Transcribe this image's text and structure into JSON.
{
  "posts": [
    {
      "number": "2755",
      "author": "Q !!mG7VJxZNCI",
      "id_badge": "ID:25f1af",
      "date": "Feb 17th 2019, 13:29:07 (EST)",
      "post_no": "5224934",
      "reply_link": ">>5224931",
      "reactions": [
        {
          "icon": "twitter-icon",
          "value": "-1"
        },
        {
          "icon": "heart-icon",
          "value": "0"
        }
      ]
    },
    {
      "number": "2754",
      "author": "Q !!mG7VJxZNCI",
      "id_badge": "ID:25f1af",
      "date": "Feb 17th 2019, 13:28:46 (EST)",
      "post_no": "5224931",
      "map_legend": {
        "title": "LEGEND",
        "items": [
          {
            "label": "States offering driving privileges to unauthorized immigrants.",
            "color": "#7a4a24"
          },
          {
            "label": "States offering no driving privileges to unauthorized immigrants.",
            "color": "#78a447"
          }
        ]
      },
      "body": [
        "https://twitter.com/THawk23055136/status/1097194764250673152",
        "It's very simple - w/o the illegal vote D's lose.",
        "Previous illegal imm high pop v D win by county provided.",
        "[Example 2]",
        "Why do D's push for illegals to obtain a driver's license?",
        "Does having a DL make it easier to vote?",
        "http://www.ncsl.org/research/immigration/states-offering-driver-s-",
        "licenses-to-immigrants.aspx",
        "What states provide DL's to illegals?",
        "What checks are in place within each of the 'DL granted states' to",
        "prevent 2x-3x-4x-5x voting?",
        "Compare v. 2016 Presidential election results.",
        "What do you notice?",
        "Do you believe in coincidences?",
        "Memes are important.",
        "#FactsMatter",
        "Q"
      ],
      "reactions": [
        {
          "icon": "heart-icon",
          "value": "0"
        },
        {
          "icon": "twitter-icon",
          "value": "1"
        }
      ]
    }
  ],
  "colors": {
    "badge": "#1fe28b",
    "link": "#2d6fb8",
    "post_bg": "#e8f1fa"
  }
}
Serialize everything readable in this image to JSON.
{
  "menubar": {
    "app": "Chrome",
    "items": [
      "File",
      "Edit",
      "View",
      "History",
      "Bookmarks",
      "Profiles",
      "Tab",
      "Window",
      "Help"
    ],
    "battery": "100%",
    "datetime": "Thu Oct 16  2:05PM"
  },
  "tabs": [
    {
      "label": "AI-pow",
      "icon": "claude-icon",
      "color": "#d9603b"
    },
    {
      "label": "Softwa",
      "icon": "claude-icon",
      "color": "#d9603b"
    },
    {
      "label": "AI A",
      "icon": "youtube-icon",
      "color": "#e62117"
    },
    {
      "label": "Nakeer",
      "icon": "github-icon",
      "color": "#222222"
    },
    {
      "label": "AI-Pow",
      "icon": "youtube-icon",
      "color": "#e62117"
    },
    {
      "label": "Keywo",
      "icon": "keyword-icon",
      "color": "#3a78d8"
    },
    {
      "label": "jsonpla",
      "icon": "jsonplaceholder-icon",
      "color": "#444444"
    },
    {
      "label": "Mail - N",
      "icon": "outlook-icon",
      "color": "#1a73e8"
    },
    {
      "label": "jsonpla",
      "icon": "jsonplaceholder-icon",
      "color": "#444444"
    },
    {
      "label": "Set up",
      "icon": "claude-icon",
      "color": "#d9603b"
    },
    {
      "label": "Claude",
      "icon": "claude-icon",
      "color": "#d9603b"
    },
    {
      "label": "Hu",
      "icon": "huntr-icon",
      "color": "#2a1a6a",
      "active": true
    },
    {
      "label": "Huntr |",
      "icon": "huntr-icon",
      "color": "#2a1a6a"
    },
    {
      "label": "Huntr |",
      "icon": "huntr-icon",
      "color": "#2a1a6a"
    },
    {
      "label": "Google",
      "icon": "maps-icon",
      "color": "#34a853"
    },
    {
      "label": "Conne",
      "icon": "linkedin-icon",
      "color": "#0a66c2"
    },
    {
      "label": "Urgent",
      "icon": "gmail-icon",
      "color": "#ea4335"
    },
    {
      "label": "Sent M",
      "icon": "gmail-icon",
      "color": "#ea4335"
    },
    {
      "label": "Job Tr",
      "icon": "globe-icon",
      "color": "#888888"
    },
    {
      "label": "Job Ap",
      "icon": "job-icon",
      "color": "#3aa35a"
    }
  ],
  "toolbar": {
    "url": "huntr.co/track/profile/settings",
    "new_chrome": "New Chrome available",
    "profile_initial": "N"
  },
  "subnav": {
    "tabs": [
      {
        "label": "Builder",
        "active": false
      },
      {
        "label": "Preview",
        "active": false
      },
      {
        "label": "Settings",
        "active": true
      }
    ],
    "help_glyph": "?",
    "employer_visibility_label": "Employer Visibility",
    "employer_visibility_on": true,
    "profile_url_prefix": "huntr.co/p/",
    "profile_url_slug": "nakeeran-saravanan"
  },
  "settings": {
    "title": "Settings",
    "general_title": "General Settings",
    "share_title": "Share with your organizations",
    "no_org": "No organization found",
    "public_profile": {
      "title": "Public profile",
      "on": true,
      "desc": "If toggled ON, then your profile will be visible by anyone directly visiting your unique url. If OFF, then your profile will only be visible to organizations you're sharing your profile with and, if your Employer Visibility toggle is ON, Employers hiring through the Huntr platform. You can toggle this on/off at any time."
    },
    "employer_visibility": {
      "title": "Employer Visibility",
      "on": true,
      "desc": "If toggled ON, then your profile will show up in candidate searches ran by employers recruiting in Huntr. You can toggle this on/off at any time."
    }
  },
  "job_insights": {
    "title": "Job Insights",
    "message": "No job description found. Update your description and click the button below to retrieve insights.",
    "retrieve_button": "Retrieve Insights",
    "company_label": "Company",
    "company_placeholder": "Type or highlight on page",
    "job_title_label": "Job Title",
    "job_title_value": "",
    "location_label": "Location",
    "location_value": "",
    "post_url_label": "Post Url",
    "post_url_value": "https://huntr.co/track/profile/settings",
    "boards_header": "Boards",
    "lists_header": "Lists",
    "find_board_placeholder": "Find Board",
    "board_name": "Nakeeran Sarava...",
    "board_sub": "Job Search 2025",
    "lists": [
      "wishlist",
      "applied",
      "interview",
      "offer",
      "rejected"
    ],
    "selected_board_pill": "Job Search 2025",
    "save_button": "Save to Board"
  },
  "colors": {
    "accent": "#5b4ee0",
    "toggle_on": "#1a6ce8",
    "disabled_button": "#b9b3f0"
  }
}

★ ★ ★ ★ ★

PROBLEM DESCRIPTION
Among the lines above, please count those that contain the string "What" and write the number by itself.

RESULT OF THIS TASK
3